(Bloomberg View) — For investors seeking reasons to worry about banks, here’s another: They’ve lent a lot of money in currencies that borrowers will have a hard time paying back.
The phenomenon illustrates how capital flows work in a financially integrated world — and how they can contribute to booms and busts. As the U.S. Federal Reserve and the European Central Bank held interest rates extremely low to support their own economies, they pushed banks to seek higher returns elsewhere, and also made borrowing in their currencies very attractive all around the world.
The result was that the total amount of dollar and euro lending to non-bank borrowers outside the U.S. and the euro area grew 57 percent during the past six years — to $12.7 trillion, according to the Bank for International Settlements. Here’s how that looks:
Such rapid credit growth is a classic precursor of financial crises, and the foreign-exchange element adds a nasty twist. The Fed’s plans to increase interest rates, together with growing concerns about emerging markets, have caused the value of the dollar to rise sharply against a range of currencies.

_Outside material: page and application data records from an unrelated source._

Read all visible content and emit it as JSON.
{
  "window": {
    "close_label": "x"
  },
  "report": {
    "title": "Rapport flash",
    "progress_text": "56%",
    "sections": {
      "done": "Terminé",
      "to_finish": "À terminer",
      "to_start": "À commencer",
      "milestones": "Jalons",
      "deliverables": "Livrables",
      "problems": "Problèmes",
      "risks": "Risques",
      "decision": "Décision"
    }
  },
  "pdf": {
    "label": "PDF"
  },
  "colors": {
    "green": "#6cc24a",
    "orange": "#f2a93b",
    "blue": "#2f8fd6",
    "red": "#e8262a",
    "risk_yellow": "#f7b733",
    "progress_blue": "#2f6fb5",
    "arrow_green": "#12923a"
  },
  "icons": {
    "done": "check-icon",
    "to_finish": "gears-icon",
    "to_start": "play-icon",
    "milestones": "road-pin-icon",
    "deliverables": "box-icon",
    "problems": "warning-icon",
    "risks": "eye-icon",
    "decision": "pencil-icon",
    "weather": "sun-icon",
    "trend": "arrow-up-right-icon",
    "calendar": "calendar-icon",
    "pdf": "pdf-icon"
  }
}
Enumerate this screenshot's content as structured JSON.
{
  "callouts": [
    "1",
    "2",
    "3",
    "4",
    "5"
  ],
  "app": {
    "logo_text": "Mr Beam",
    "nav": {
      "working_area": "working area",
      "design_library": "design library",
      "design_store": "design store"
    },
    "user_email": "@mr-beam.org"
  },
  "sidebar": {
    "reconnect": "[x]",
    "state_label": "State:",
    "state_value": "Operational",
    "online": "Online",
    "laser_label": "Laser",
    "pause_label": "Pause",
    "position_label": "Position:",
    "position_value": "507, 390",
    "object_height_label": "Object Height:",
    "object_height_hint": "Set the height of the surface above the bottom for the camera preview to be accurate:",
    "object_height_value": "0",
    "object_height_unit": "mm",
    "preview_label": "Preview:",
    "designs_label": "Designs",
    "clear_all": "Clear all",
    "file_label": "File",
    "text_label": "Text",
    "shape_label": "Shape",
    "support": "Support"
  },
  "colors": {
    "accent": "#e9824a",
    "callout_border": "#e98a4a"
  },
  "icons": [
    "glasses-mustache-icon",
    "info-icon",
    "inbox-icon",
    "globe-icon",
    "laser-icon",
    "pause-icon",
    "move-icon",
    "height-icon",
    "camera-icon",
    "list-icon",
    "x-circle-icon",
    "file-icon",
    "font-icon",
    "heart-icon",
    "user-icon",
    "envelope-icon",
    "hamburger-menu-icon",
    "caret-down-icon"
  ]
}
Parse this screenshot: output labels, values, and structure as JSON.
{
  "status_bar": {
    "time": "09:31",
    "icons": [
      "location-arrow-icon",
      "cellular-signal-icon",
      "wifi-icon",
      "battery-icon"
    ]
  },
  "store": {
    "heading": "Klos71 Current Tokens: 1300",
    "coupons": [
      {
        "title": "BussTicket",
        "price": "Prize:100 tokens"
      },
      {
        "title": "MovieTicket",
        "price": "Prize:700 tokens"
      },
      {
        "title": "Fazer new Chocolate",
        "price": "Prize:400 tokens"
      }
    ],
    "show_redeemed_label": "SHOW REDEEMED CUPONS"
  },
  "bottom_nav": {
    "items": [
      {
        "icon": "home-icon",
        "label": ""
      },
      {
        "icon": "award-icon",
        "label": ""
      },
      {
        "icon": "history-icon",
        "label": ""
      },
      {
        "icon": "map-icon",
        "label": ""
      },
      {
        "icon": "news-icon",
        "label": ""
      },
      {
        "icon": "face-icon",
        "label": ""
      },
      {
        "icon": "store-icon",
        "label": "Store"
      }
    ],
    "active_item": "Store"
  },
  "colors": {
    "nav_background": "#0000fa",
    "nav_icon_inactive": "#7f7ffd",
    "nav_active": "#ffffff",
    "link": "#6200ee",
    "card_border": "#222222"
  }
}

The euro has gained against some currencies, too. So for borrowers in countries such as Brazil and Turkey, whose currencies have weakened, the cost of paying back all that debt has shot up. Here’s a breakdown by country, estimating how much the local-currency value of dollar and euro debt to banks (including that of financial institutions, companies and governments) has grown as a share of gross domestic product during the past two years, due to exchange-rate changes alone: